The lacustrine deposits of lakes in arid central Asia (ACA) potentially record palaeoclimatic changes on orbital and suborbital time scales, but such changes are still poorly understood due to the lack of reliable chronologies. Bosten Lake, the largest freshwater inland lake in China, is located in the southern Tianshan Mountains in central ACA. A 51.6-m-deep lacustrine succession was retrieved from the lake and 30 samples from the succession were used for luminescence dating to establish a chronology based on multi-grain quartz OSL and K-feldspar post-IR IRSL (pIRIR290) dating. Quartz OSL ages were only used for samples from the upper part of the core. The K-feldspar luminescence characteristics (dose recovery test, anomalous fading test, first IR stimulation temperature plateau test) are satisfactory and from the relationship amongst the quartz OSL, IR50 and pIRIR290 doses we infer that the feldspar signals are likely to be well bleached at deposition. Bacon age-depth modelling was used to derive a chronology spanning the last c. 220 ka. The chronology, lithology and grain-size proxy record indicate that Bosten Lake formed at least c. 220 ka ago and that lake levels fluctuated frequently thereafter. A stable deep lake occurred at c. 220, 210–180, c. 165, 70–60, 40–30 and 20–5 ka, while shallow levels occurred at c. 215, 180–165, 100–70, 60–40 and 30–20 ka. Bosten Lake levels decreased by at least ~29 m and possibly the lake even dried up between c. 160 and c. 100 ka. We suggest that the water-level fluctuations in the lakes of ACA may not respond directly to climatic changes and may be affected by a number of complex factors.

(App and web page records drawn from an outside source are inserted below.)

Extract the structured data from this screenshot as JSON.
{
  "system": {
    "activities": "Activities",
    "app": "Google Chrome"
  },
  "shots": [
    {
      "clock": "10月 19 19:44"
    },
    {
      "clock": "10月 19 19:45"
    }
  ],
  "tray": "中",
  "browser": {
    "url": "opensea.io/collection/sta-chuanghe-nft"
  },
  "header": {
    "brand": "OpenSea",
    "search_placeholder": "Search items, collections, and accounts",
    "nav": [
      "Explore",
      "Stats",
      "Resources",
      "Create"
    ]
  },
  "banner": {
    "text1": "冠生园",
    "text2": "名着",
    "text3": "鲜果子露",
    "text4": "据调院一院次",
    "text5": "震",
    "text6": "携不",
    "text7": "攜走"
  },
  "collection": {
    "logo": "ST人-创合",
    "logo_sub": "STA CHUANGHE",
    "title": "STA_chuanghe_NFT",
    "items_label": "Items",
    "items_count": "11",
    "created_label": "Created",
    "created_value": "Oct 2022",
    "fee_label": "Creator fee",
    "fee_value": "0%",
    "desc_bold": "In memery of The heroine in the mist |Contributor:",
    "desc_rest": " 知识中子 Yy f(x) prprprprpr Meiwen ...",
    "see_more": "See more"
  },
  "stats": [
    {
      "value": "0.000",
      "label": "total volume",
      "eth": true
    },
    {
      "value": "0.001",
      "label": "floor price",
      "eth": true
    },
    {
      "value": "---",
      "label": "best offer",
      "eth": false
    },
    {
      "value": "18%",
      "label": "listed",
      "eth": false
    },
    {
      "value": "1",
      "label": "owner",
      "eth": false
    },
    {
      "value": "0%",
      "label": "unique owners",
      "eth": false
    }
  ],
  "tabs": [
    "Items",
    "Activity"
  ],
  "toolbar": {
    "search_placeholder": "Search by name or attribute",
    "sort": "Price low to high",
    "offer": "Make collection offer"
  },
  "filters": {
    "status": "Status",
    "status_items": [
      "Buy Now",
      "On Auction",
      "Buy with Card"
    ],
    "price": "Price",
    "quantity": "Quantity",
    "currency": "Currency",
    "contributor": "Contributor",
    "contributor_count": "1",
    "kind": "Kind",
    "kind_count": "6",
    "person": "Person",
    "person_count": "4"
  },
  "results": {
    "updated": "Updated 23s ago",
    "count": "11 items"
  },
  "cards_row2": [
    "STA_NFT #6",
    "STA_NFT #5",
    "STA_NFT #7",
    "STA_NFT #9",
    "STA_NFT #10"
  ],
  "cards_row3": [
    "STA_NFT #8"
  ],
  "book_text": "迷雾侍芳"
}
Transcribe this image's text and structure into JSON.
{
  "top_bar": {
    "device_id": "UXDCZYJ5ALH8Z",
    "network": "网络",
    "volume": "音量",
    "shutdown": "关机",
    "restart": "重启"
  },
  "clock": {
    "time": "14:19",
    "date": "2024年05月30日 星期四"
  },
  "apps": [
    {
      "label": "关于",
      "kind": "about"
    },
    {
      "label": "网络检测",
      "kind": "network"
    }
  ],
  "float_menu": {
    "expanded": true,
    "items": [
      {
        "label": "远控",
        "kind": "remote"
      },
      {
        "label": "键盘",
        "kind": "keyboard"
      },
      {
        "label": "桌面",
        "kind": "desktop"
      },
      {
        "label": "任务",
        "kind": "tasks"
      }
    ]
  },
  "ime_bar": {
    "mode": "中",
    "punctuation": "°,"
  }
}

Li, G., Duan, Y., Huang, X., Buylaert, J-P., Peng, W., Madsen, D. B., Rao, Z., She, L., Xie, H., & Chen, F. (2016). The luminescence dating chronology of a deep core from Bosten Lake (NW China) in arid central Asia reveals lake evolution over the last 220 ka. Boreas, 46, 264-281. https://doi.org/10.1111/bor.12209